Colorful candor: Whittle the Wood Stump 10’s Robert Waits taps into Dr. Seuss sensibility
An orange and yellow furry fellow perched atop a Truffula Tree with Humming-Fish beneath might be pushing the boundaries of creativity for some artists. For Robert Waits, such a character is right in the middle of the bell curve.
Waits’ entry in the 20th annual Whittle the Wood Rendezvous drew inspiration from the grand-daddy of children’s literature with Dr. Seuss’s “The Lorax,” tying for Artist’s Choice in the 2019 event.
“Fun to carve, bright colors, all of the important criteria,” he said. “It’s one of the brightest ones I’ve ever done.”
The vibrant, colorful, mustached figure was not Waits’ original intention, though when he began work on a Native American woman with cascading hair, the stump he received didn’t cooperate.
Stump 1 — Nate Hall — “Mountain Migraine”; Rams butting heads
Stump 2 — Matt Ounsworth — “20 for 20”; Animal totem (Second place)
Stump 3 — Jim Valentine — “Buckshot Bill”; Cowboy
Stump 4 — Damon Gorecki — “Wood Haven”; Bench
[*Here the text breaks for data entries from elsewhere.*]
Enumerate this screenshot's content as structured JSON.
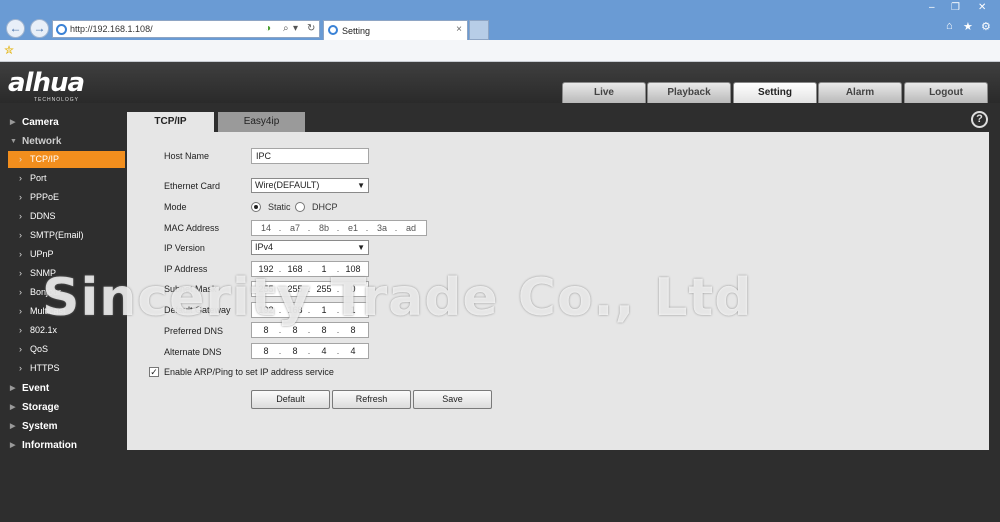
{
  "browser": {
    "url": "http://192.168.1.108/",
    "tab_title": "Setting",
    "tab_close": "×",
    "window_controls": [
      "–",
      "❐",
      "✕"
    ],
    "toolbar_icons": [
      "home-icon",
      "star-icon",
      "gear-icon"
    ],
    "nav_icons": [
      "back-icon",
      "forward-icon"
    ],
    "address_controls": [
      "compat-icon",
      "search-icon",
      "refresh-icon"
    ]
  },
  "app": {
    "logo_text": "alhua",
    "logo_tagline": "TECHNOLOGY",
    "top_nav": [
      {
        "label": "Live"
      },
      {
        "label": "Playback"
      },
      {
        "label": "Setting",
        "active": true
      },
      {
        "label": "Alarm"
      },
      {
        "label": "Logout"
      }
    ]
  },
  "sidebar": {
    "groups_top": [
      {
        "label": "Camera"
      },
      {
        "label": "Network"
      }
    ],
    "network_items": [
      {
        "label": "TCP/IP",
        "active": true
      },
      {
        "label": "Port"
      },
      {
        "label": "PPPoE"
      },
      {
        "label": "DDNS"
      },
      {
        "label": "SMTP(Email)"
      },
      {
        "label": "UPnP"
      },
      {
        "label": "SNMP"
      },
      {
        "label": "Bonjour"
      },
      {
        "label": "Multicast"
      },
      {
        "label": "802.1x"
      },
      {
        "label": "QoS"
      },
      {
        "label": "HTTPS"
      }
    ],
    "groups_bottom": [
      {
        "label": "Event"
      },
      {
        "label": "Storage"
      },
      {
        "label": "System"
      },
      {
        "label": "Information"
      }
    ]
  },
  "content": {
    "tabs": [
      {
        "label": "TCP/IP",
        "active": true
      },
      {
        "label": "Easy4ip"
      }
    ],
    "help": "?",
    "form": {
      "host_name": {
        "label": "Host Name",
        "value": "IPC"
      },
      "ethernet_card": {
        "label": "Ethernet Card",
        "value": "Wire(DEFAULT)"
      },
      "mode": {
        "label": "Mode",
        "options": [
          "Static",
          "DHCP"
        ],
        "selected": "Static"
      },
      "mac_address": {
        "label": "MAC Address",
        "value": [
          "14",
          "a7",
          "8b",
          "e1",
          "3a",
          "ad"
        ]
      },
      "ip_version": {
        "label": "IP Version",
        "value": "IPv4"
      },
      "ip_address": {
        "label": "IP Address",
        "value": [
          "192",
          "168",
          "1",
          "108"
        ]
      },
      "subnet_mask": {
        "label": "Subnet Mask",
        "value": [
          "255",
          "255",
          "255",
          "0"
        ]
      },
      "default_gateway": {
        "label": "Default Gateway",
        "value": [
          "192",
          "168",
          "1",
          "1"
        ]
      },
      "preferred_dns": {
        "label": "Preferred DNS",
        "value": [
          "8",
          "8",
          "8",
          "8"
        ]
      },
      "alternate_dns": {
        "label": "Alternate DNS",
        "value": [
          "8",
          "8",
          "4",
          "4"
        ]
      },
      "arp_ping": {
        "label": "Enable ARP/Ping to set IP address service",
        "checked": true
      }
    },
    "buttons": {
      "default": "Default",
      "refresh": "Refresh",
      "save": "Save"
    }
  },
  "watermark": "Sincerity Trade Co., Ltd"
}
Stump 5 — Justine Park — “Home of the Brave”; Skull with feathered headdress
Stump 6 — Joe Srholez — “Xing Yun (Lucky)”; Dragon
Stump 7 — Chad Stratton — “Long Ago”; Wooly mammoth
Stump 8 — Bongo Love — “The Sweet Life”; Hummingbirds (Third place)
Stump 9 — Robert Lyon — “Horse of Course”; Horse
Stump 10 — Robert Waits — The Lorax”; The Lorax (Artist’s Choice)
Stump 11 — Fernando Dulnuan — “The Lion of Judah”; Angel with lion and lamb
Stump 12 — Ken Braun — “Blue”; Velociraptor (First place, People’s Choice, Artist’s Choice)
“The log was in really bad shape, but I was able to trade out just this one time, and off I went,” he said.
Participate in The Longevity Project
The Longevity Project is an annual campaign to help educate readers about what it takes to live a long, fulfilling life in our valley. This year Kevin shares his story of hope and celebration of life with his presentation Cracked, Not Broken as we explore the critical and relevant topic of mental health.
The base of the carving also features an etched stone with the hopeful word “Unless” that hints at a happier ending in an otherwise bittersweet book. And, though Waits admits the irony of a wooden carving of a personality synonymous with fighting deforestation, he enjoyed having an opportunity to employ Seuss’s ecological message, with “I speak for the trees” on the other side of the base.
“I’d love to see it at a bookstore or library, somewhere like that,” he said.
Waits, who took back-to-back WTW wins in 2015 and 2016, has boasted more occasions at Whittle the Wood than any other competitor, with this being his 15th year.
Previously living in California, he also had a longer trip than most, though coming from Payson, Arizona still involved 14 hours of driving.
“I love coming out here to Craig each year,” he said.
Support Local Journalism
Support Local Journalism
Readers around Craig and Moffat County make the Craig Press’ work possible. Your financial contribution supports our efforts to deliver quality, locally relevant journalism.
Now more than ever, your support is critical to help us keep our community informed about the evolving coronavirus pandemic and the impact it is having locally. Every contribution, however large or small, will make a difference.
Each donation will be used exclusively for the development and creation of increased news coverage.
Start a dialogue, stay on topic and be civil.
If you don't follow the rules, your comment may be deleted.
User Legend: Moderator Trusted User
In the past three years in Colorado Parks and Wildlife Area 10, including Routt County, some black bears that have become habituated to human food sources have been euthanized as late in the year as…